Start of MATERIAL FOR THE TASK

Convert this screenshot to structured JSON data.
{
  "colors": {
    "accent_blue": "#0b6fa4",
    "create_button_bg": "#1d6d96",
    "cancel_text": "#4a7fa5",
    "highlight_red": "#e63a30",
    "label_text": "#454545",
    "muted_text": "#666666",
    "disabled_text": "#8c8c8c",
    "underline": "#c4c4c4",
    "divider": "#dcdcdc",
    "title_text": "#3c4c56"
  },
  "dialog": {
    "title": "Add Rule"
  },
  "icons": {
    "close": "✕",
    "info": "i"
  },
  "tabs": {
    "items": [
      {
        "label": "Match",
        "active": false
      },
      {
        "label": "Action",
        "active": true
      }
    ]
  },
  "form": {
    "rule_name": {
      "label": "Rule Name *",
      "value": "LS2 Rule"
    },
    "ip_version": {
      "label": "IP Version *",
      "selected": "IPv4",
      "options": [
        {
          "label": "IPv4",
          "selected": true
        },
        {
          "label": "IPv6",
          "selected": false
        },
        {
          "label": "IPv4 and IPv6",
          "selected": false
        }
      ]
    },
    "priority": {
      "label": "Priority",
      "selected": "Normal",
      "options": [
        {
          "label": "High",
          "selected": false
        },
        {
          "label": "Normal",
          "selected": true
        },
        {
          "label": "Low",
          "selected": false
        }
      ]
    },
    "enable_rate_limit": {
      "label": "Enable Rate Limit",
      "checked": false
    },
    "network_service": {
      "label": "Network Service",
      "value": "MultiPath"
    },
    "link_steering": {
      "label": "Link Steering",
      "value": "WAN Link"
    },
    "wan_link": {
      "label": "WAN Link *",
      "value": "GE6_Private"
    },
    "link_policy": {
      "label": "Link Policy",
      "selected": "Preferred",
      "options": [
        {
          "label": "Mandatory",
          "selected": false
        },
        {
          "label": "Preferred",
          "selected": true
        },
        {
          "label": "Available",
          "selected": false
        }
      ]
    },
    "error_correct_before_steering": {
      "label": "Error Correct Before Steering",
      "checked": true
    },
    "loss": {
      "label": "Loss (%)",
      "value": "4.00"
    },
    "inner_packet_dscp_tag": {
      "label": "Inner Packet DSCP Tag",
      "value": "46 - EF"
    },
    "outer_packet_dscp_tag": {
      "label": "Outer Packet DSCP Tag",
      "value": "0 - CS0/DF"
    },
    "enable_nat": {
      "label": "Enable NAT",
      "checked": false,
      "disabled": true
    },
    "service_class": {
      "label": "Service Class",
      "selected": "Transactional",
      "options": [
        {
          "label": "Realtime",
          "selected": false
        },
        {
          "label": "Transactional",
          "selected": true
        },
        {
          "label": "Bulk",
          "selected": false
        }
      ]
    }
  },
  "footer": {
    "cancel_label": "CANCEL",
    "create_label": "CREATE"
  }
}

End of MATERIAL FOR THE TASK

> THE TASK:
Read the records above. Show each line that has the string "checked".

> REPLY TO THE TASK:
      "checked": false
      "checked": true
      "checked": false,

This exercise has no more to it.